→ EXTRACTED INFORMATION
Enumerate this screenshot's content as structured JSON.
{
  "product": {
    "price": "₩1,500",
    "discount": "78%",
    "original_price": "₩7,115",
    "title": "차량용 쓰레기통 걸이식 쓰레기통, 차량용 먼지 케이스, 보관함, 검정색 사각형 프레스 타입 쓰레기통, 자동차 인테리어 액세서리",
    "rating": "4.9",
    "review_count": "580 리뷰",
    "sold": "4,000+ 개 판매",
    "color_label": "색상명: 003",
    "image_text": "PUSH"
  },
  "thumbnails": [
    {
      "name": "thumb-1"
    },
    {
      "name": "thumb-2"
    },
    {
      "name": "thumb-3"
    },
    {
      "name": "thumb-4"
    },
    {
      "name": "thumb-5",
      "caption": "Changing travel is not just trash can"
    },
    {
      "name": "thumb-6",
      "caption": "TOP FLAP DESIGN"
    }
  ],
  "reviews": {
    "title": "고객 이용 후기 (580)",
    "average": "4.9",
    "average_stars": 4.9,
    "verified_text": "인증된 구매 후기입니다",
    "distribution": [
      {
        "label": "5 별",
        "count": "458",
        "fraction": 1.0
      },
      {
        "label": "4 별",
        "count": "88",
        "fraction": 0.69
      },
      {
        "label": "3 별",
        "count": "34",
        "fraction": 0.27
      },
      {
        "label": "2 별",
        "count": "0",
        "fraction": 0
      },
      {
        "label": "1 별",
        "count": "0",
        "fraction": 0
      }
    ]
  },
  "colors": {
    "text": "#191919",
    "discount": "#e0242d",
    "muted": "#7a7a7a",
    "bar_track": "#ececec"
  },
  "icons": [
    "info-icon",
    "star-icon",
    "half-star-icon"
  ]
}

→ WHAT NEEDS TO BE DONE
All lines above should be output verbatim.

→ SOLUTION TO THIS PROBLEM
Enumerate this screenshot's content as structured JSON.
{
  "product": {
    "price": "₩1,500",
    "discount": "78%",
    "original_price": "₩7,115",
    "title": "차량용 쓰레기통 걸이식 쓰레기통, 차량용 먼지 케이스, 보관함, 검정색 사각형 프레스 타입 쓰레기통, 자동차 인테리어 액세서리",
    "rating": "4.9",
    "review_count": "580 리뷰",
    "sold": "4,000+ 개 판매",
    "color_label": "색상명: 003",
    "image_text": "PUSH"
  },
  "thumbnails": [
    {
      "name": "thumb-1"
    },
    {
      "name": "thumb-2"
    },
    {
      "name": "thumb-3"
    },
    {
      "name": "thumb-4"
    },
    {
      "name": "thumb-5",
      "caption": "Changing travel is not just trash can"
    },
    {
      "name": "thumb-6",
      "caption": "TOP FLAP DESIGN"
    }
  ],
  "reviews": {
    "title": "고객 이용 후기 (580)",
    "average": "4.9",
    "average_stars": 4.9,
    "verified_text": "인증된 구매 후기입니다",
    "distribution": [
      {
        "label": "5 별",
        "count": "458",
        "fraction": 1.0
      },
      {
        "label": "4 별",
        "count": "88",
        "fraction": 0.69
      },
      {
        "label": "3 별",
        "count": "34",
        "fraction": 0.27
      },
      {
        "label": "2 별",
        "count": "0",
        "fraction": 0
      },
      {
        "label": "1 별",
        "count": "0",
        "fraction": 0
      }
    ]
  },
  "colors": {
    "text": "#191919",
    "discount": "#e0242d",
    "muted": "#7a7a7a",
    "bar_track": "#ececec"
  },
  "icons": [
    "info-icon",
    "star-icon",
    "half-star-icon"
  ]
}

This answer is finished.